Excerpts from an interface dataset:

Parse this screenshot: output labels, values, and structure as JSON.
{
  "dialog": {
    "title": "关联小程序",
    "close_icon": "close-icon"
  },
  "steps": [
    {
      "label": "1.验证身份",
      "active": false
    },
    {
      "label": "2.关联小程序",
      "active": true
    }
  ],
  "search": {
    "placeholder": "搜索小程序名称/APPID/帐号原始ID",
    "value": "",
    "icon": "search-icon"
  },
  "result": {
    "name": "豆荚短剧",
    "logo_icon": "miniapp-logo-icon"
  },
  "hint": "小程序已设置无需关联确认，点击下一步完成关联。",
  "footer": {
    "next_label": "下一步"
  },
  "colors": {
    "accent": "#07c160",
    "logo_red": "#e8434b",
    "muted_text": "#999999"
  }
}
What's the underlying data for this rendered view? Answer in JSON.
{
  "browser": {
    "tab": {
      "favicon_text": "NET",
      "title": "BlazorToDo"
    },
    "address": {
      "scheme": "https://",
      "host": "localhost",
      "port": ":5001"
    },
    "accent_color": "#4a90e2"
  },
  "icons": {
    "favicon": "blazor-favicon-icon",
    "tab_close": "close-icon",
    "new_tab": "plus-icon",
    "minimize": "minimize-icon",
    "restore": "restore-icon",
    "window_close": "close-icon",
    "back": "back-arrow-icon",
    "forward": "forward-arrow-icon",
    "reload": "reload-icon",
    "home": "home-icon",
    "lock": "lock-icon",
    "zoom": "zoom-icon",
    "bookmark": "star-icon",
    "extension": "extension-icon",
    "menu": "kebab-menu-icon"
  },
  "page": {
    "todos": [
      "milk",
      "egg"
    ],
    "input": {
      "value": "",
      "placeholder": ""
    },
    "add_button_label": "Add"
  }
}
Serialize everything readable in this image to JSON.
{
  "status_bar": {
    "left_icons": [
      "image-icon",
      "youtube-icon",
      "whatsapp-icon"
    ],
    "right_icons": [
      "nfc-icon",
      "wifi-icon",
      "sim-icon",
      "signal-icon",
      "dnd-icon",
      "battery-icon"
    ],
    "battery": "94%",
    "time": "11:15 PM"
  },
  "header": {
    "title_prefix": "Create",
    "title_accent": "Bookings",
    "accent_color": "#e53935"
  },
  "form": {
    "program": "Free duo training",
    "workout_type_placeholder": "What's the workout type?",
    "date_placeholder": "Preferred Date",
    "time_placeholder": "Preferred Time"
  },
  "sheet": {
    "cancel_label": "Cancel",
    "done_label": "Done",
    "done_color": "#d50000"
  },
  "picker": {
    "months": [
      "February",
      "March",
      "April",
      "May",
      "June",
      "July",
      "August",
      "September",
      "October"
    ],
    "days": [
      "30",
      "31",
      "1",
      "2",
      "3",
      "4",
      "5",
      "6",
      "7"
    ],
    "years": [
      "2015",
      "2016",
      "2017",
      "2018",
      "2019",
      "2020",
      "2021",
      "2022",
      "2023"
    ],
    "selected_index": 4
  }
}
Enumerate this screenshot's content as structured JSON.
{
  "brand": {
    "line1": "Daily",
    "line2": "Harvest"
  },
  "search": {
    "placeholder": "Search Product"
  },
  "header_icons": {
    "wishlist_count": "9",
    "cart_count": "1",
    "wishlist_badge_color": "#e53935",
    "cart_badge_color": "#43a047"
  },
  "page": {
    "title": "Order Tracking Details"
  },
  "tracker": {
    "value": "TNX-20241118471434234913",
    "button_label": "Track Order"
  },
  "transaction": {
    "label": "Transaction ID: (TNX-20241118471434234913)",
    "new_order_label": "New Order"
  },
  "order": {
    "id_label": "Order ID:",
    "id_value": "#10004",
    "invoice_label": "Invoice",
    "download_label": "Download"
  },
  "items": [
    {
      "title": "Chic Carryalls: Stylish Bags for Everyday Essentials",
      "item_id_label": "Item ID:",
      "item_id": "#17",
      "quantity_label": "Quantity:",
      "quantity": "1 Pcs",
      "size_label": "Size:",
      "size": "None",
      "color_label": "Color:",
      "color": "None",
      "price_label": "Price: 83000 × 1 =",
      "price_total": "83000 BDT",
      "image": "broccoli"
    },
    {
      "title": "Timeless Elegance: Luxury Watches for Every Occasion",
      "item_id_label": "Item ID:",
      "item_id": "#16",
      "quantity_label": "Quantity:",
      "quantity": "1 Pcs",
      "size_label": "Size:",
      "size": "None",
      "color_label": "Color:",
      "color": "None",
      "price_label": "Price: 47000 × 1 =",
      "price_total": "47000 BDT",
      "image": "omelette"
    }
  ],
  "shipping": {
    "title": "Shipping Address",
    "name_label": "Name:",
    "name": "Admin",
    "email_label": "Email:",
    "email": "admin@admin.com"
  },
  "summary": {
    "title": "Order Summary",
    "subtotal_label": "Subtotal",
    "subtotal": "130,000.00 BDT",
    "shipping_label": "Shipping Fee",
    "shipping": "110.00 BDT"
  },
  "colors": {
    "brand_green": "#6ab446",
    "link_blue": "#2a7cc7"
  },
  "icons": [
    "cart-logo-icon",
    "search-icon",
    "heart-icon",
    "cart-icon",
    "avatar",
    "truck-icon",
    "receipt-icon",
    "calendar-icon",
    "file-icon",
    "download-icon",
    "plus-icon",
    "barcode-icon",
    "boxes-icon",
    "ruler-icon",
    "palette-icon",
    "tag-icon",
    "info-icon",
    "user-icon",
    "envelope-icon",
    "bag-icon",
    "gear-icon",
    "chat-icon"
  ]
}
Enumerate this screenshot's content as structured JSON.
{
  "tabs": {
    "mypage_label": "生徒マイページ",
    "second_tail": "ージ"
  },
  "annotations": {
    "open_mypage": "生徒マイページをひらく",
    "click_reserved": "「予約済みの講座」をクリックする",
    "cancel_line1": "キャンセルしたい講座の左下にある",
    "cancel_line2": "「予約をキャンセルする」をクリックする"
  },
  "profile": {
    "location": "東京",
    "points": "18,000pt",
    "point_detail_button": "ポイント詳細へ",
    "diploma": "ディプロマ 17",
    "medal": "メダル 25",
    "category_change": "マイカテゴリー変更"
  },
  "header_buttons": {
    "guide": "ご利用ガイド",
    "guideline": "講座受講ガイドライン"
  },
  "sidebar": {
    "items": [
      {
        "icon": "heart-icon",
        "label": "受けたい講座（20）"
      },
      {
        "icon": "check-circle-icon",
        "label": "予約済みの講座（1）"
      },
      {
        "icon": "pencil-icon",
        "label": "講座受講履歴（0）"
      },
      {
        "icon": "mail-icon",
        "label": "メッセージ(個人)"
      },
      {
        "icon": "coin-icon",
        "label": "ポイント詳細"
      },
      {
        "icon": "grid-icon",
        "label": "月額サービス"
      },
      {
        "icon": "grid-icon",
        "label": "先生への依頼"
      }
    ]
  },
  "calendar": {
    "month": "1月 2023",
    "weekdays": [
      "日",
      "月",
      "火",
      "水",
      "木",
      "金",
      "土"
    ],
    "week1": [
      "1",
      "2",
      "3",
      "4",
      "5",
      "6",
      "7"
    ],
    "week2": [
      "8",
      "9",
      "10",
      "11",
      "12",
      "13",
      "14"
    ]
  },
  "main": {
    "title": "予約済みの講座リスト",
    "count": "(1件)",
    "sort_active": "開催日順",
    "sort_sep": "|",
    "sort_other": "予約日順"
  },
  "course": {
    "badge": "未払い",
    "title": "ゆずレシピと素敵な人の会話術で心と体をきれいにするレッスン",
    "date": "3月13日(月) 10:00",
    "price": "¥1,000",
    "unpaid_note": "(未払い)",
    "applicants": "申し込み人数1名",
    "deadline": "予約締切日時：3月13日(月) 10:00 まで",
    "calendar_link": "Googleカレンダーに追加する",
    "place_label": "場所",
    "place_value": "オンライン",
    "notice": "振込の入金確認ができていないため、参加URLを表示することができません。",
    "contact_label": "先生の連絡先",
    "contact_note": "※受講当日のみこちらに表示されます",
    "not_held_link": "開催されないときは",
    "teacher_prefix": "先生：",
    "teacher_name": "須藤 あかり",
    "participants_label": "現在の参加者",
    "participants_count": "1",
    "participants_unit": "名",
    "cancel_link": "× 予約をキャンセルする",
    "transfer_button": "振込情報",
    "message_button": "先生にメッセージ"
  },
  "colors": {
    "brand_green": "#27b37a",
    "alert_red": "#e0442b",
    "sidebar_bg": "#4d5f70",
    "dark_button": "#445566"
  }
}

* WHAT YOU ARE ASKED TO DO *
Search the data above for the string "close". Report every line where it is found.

* SOLVED EXERCISE *
    "close_icon": "close-icon"
    "tab_close": "close-icon",
    "window_close": "close-icon",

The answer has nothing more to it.